And to do it to the old enemy Australia, the defending champions, rammed home the changing of the guard.
CATCH OF THE DAY
New Zealand’s fielding has earned them praise throughout this tournament, and rightly so.
In the final alone, Lockie Ferguson and Tim Southee both produced stunning catches in the outfield to put them on path to what looked like a probable victory.
Then in the semi-final, Jimmy Neesham’s screamer in the gully was a thing of beauty, and what about the great Guptill?
The run out of MS Dhoni was one thing, but don’t forget his grab at leg slip off a full-blooded Steve Smith pull shot at Lord’s in the group stages.
Really, New Zealand should have their own category here. Trent Boult dancing with the boundary rope at Old Trafford before coming unstuck in a similar situation at Lord’s also springs to mind.
But Sheldon Cottrell’s tightrope walking effort at Trent Bridge, also to get rid of Smith, was full of fancy footwork too.
And what about Chris Woakes’ full stretch effort, stopping half a roll short of the rope on his home ground of Edgbaston to slow India’s chase.
And then, of course, there is Stokes. The man of the moment, the hero of Lord’s and the man who fired the starter’s gun on this competition seven weeks ago at the Oval.
His stunning boundary rope catch, at full stretch and fully airborne as he threw up the wrong hand and the ball somehow stuck sent this tournament into orbit. It has stayed there ever since.
SPREAD THE WORD
This was a World Cup that shattered audience records.
From social media to the fanzones and in the grounds, the whole world came to England and marvelled at the mastery of the ten best countries in the world.
There was much to admire the other side of the rope, Rihanna cheering on the West Indies in defeat to Sri Lanka in Durham was a pinch-yourself moment.

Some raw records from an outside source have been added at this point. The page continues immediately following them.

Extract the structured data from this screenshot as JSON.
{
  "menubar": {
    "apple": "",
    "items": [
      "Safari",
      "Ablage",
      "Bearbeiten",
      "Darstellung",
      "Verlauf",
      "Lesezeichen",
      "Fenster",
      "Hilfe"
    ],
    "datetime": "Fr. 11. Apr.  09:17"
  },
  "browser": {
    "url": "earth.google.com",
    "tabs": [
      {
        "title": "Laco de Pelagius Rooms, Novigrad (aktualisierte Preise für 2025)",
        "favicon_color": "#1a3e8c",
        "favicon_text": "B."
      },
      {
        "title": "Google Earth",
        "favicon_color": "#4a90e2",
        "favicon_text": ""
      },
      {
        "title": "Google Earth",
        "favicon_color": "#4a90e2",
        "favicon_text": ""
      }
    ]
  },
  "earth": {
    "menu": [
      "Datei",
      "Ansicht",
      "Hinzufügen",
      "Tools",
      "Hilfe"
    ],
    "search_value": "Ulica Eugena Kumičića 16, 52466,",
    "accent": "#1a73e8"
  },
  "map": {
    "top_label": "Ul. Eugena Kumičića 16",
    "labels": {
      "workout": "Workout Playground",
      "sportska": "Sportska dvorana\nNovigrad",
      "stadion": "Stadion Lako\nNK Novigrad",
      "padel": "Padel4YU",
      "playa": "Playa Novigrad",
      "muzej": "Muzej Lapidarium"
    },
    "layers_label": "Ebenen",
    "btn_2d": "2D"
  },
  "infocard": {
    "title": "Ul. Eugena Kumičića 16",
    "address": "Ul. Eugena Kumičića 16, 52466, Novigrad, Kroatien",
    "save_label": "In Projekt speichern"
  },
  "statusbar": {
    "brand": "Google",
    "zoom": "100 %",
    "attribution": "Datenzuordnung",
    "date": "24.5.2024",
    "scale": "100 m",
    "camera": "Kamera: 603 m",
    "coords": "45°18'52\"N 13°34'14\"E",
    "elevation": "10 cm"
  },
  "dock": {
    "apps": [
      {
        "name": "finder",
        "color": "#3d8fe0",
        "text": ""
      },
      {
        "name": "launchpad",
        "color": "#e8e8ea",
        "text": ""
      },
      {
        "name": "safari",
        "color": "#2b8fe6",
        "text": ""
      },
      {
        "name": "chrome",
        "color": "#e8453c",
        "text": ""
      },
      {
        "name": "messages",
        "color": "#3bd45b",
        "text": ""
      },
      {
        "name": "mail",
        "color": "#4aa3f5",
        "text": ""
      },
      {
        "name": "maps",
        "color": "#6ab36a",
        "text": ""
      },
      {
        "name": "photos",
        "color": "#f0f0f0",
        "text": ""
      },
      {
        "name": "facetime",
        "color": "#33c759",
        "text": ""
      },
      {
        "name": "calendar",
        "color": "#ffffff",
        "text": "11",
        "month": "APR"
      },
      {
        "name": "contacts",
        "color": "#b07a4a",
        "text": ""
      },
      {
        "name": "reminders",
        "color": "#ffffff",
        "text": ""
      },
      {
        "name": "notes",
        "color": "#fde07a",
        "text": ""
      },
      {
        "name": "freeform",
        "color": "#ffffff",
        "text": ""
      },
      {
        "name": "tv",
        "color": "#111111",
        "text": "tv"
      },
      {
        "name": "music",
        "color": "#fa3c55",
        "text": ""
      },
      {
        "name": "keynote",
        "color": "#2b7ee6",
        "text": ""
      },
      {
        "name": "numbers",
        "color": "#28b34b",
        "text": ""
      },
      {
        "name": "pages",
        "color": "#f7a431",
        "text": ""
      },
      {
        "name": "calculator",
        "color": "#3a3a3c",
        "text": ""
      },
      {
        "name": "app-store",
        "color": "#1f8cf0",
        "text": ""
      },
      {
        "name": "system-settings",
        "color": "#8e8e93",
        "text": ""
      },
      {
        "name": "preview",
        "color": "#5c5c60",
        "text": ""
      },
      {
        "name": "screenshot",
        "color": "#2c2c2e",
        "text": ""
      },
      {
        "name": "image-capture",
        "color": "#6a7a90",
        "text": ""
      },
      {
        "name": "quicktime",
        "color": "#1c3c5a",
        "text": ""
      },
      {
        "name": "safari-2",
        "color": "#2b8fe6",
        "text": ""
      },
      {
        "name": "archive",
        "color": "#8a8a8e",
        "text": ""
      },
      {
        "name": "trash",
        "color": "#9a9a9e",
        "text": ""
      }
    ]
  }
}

Skipper Virat Kohli’s emotional exchange with 87-year-old Indian super fan Charulata Patel was another.
Fans of every nation turned out in droves and painted the streets of England with all the colours of the rainbow.
The perfect backdrop to the perfect tournament, with the perfect ending to boot.